· Tap payment for debit or credit transactions under $100 and increased ability to pre-pay by phone prior to your visit

· Staff are regularly asked to self-assess their own risk and stay home if they are ill, and clients and customers are also asked to stay home if they have risk factors.  

Can I catch the virus from my pet or vice versa? 

Continue to love your pets!  There have been a few cases where cats or dogs living with people who had the virus tested positive, but all are believed to be human to animal transmission. There have not been any reports of transmission from a companion animal to a person, despite a widespread international pandemic.  If you have COVID-19 and have been around your pets, out of caution it’s recommended that you keep your pets inside and away from other people as long as you have the ability to continue to care for them. This will not only prevent the remote risk of them carrying the virus outside the home, but allows both of you to continue to comfort each other.  For a great resource on pets and COVID-19 visit:

How can I prepare now in case I get sick?

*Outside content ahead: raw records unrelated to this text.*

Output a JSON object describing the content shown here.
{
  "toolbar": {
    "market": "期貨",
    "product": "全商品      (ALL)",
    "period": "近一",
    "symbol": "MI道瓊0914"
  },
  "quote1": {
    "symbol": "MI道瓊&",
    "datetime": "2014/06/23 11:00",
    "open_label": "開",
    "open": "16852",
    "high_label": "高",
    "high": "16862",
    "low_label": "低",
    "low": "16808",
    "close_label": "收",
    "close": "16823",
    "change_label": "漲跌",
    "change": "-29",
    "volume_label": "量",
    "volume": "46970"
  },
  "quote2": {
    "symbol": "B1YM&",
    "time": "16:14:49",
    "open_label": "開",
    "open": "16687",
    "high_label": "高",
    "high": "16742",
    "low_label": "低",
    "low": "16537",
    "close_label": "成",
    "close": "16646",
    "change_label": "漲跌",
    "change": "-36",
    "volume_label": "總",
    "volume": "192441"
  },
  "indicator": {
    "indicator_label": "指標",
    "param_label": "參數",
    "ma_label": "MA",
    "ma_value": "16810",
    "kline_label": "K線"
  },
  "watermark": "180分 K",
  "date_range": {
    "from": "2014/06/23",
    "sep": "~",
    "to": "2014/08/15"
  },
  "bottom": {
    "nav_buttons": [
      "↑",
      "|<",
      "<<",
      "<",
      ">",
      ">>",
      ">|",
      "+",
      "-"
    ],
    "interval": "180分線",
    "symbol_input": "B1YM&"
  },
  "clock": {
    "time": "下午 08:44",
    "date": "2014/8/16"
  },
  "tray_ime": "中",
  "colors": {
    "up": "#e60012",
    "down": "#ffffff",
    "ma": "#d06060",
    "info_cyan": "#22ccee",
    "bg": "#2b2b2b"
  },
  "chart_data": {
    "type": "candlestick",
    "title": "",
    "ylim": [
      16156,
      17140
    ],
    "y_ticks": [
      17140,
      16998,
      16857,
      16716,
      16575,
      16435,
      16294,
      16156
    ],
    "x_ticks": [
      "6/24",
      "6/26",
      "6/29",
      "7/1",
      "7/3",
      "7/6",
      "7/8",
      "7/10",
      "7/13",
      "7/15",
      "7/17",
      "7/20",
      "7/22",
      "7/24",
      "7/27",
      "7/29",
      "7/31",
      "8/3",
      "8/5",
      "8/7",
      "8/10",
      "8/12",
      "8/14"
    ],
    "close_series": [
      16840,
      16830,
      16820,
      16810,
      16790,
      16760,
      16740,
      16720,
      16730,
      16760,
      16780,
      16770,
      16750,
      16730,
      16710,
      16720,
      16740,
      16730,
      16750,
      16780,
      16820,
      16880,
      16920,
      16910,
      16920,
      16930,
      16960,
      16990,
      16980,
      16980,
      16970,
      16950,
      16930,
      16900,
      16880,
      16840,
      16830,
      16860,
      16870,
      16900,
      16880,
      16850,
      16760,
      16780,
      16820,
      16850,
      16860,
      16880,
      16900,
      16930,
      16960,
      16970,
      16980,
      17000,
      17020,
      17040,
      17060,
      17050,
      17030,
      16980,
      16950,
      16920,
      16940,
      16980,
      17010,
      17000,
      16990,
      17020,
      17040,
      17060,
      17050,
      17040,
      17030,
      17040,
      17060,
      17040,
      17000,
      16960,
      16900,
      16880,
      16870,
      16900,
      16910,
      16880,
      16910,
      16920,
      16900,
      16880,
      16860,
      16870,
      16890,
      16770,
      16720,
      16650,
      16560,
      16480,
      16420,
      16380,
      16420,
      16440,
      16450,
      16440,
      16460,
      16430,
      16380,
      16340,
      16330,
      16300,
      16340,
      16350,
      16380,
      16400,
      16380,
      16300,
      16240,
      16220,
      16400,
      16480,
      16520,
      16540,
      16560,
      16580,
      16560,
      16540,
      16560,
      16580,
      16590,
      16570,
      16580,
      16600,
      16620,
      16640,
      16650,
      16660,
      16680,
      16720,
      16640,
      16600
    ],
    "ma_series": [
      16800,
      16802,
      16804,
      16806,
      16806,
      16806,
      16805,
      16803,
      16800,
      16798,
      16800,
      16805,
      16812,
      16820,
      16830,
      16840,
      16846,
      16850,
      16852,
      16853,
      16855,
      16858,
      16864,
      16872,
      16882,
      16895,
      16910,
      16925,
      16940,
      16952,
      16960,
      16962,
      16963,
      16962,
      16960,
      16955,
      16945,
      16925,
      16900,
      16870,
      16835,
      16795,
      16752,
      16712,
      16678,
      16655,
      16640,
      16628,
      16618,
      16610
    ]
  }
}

It is important to have a plan in place for all members of your household to respond to any emergency, including illness. In addition to preparations typically recommended for any natural disaster threat, have a plan for what would happen if you become ill and need to be hospitalized. Consider what provisions and pet supplies you would need for you and your pet if you were quarantined for an extended period of time, and also consider who would assist if you needed to find temporary alternate housing for your pet should you become unable to care for them. If you aren’t feeling well but are still able to provide care for your pet, please keep them at home with you where they’re most comfortable.

Pet owners should always have a “pet preparedness plan” in case of emergencies. That includes:

  • Name and contact information for the person who can care for your pets
  • Name and contact information for your back-up in case your go-to is no longer able to help
  • Food, treats, a leash, a couple of toys, and any other supplies necessary to care for your pet for at least two weeks
  • A crate or carrier to transport your pet
  • Vaccination records
  • Collars with ID tags (and don’t forget to make sure your pet’s microchip information is up to date)
  • Medications and prescriptions, along with a list of instructions
  • Daily care instructions (here is a great sample)
  • Contact information for your veterinary clinic